Balesin also claims the 'yaya meals' option are for yayas of guests who opt not to pay for the full meal rates. Somewhat skewed a judgement, I must say, although I cannot pin Balesin to be entirely at fault. It is pathetic to think how some members can afford to pay so much to enjoy exclusive perks but settle for less for the very people who make their lives easier for them. 

Of course, one can argue that it is every employer's responsibility to provide a decent meal for his/her helper and that it does not always follow that whatever the employer eats, the helper shall have it too. Balesin's yaya meals option satisfies both. Why make a mountain out of a molehill?  What is disturbing, however, is that if it does not intend to discriminate, let alone denigrate, then why does it have to be called as such? Is coining it a yaya meal that necessary? 

The traditional notion of domestic service is about the helper's life revolving around the employer. I don't think that way. Both the helper and the employer should depend on each other. And from how I was brought up, our kasambahays are treated as part of the family. We give our kasambahays what is due and deserving of them, not because we see it as an option. 

Tonight, I am cooking pork giniling for dinner (because my helper does not know how to cook it to my liking yet). I shall teach her how to, and she shall eat it with me.

Tuesday, March 10, 2015

Five things you should never say to a pregnant woman (like me)


Now on my third trimester. I am loving this bumpy ride! 

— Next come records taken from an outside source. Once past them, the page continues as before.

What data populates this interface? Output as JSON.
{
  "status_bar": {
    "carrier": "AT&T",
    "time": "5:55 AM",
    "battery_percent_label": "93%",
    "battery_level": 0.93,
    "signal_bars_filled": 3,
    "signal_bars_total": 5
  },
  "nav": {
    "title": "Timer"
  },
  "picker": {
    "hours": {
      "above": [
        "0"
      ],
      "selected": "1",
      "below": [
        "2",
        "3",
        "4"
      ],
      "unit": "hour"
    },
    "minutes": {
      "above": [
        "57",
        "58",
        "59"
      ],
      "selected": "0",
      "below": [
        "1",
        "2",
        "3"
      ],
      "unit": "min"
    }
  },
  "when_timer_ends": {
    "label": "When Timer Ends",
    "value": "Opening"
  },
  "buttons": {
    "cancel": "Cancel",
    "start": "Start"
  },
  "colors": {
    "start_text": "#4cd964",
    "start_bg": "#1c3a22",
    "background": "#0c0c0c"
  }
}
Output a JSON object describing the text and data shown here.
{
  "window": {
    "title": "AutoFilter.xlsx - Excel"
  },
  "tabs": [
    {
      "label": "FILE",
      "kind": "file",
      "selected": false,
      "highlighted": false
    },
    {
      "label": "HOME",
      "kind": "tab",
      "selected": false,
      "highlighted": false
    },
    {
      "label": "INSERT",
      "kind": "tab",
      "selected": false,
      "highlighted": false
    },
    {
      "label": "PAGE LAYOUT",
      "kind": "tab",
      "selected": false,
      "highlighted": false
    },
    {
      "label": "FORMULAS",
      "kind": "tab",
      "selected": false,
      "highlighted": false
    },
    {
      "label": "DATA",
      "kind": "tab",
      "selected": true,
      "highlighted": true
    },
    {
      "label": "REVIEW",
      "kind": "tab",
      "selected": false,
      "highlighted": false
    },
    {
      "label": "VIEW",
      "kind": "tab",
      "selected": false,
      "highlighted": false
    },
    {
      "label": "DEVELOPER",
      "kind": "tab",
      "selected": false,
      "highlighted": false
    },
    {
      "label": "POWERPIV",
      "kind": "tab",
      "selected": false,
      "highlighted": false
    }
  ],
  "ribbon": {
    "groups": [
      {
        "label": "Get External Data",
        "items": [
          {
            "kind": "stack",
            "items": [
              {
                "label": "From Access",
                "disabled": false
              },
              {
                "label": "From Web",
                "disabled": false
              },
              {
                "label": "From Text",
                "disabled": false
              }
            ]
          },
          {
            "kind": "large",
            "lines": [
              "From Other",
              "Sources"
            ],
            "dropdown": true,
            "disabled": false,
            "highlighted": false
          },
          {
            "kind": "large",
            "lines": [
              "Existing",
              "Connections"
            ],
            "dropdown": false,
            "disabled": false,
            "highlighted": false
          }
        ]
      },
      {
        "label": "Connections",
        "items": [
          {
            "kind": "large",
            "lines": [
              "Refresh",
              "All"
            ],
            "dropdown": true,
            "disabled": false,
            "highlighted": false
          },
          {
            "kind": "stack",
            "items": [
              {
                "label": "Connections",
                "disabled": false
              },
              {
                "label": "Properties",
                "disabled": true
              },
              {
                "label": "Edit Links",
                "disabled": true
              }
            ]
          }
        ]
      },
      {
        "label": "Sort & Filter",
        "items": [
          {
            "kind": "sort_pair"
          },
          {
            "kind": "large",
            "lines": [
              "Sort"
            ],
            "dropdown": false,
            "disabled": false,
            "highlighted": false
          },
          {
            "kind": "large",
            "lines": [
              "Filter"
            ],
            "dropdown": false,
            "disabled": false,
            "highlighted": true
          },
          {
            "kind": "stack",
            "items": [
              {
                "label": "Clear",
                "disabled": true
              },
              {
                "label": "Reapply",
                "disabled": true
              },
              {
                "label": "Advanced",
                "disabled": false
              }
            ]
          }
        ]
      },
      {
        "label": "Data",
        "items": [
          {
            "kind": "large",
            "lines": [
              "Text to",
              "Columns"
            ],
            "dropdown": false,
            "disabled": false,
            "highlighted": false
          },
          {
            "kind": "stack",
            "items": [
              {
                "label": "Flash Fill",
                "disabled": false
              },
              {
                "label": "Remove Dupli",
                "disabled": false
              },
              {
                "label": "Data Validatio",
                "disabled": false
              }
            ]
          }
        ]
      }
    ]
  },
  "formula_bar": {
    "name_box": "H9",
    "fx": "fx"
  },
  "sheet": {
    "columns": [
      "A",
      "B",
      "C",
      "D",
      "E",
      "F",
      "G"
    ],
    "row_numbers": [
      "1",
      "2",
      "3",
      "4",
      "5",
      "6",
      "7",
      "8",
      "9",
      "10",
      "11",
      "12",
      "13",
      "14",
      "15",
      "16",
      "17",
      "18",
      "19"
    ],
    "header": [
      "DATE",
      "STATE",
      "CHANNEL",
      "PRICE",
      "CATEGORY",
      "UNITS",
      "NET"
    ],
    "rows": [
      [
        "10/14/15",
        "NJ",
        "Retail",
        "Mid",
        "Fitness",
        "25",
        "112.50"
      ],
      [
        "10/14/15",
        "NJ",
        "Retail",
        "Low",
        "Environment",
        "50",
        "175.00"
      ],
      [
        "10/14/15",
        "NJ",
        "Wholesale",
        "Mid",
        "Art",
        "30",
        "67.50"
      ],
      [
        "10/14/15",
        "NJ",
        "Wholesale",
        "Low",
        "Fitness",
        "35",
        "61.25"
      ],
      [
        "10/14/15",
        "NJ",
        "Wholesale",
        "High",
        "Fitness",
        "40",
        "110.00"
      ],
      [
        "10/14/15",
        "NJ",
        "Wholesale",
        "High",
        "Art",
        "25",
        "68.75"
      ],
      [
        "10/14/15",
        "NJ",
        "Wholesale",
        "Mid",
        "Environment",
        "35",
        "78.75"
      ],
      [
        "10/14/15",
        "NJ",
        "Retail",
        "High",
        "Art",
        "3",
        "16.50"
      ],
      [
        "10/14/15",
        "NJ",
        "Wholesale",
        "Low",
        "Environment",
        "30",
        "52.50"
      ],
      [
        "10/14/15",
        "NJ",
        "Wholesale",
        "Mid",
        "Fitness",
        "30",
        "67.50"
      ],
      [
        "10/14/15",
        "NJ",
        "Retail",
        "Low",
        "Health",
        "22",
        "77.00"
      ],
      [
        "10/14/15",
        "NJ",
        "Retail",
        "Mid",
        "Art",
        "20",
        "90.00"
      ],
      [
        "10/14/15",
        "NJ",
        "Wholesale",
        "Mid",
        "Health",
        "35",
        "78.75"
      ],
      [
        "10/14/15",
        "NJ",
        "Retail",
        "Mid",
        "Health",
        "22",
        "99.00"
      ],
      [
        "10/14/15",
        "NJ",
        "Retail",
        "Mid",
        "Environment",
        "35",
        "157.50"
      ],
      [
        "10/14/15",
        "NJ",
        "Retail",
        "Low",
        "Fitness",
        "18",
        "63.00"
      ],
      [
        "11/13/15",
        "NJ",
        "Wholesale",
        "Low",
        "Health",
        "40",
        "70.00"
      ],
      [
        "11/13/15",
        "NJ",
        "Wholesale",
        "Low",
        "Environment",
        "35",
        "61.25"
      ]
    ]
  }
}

1. Your belly looks bigger than it seems. No pregnancy is ever the same. A woman can look heavily pregnant even in the earlier phase of her pregnancy or sport a tiny bump even if she's 8 & 1/2 months on the way. I've been getting a lot of the former, and although admittedly annoying at times, I just humor myself by telling them they're not used to seeing me big and bloated, ha! You see, I've been blessed with sexy curves before sporting this sexy bump, you know. :)

2. You can't eat/drink this. Too often, I get told I can't eat this or I can't drink that because 'it's not good for me or the baby'. You may mean well, thank you, but anything that I am and am not allowed to eat is between me and my doctor already. And yes, I can drink coffee, have some salted munchies and even eat ceviche (kinilaw), because believe me, I can.  

3. You can't do this/that. Just like being told what to and not to put in my mouth, I get annoyed being told what activities to stop doing just because I am pregnant. Again, there is nothing that concerns my pregnancy that I never consult my doctor about. So before telling me I can't wear makeup, join dance classes or commute via habal2, trust me, I've already asked my doctor these and I am perfectly okay to do so (with care and caution of course). 

4. What happened to you/your (insert part of the human body)? Since I got pregnant, my body has become a wonderland of changes. Rapid weight gain, dark lines along my distended belly; darker armpits, an unusually swollen nose; swollen legs and feet, you name it. It's actually not helping how you have to rub these things in my face, as if these are not obvious. Worse is when you smack it right to me as if these changes are happening to me because I am not taking care of myself.  Seriously. 

5. Was it planned? Whether it was unplanned, unwanted or by miracle of being conceived by the holy spirit, a baby is always a blessing. Wouldn't it have been a no-brainer enough when I announced with so much pride and joy that moment I found out I was pregnant and  enjoying this beautiful bumpy ride that is pregnancy? 

And for the record, yes, my husband and I did plan it. I planned my trip to Singapore on the week that I was most fertile; hubby booked the most romantic spot he could think of and we spent the best time as a married couple making room for our little one in our future plans. God answered our prayers and we couldn't be happier and more blessed.   

I am now on my third and final trimester, thankful to God that He has kept me safe and healthy in the past six pregnant months. I am continuously praying that the last phase of my pregnancy will be less hellish as the first trimester and just as great as the second. Most importantly, hubby and I are praying for my safe delivery soon. And if you're wondering what my baby's gender is, I guess that's something I'm not telling you...just yet. hehe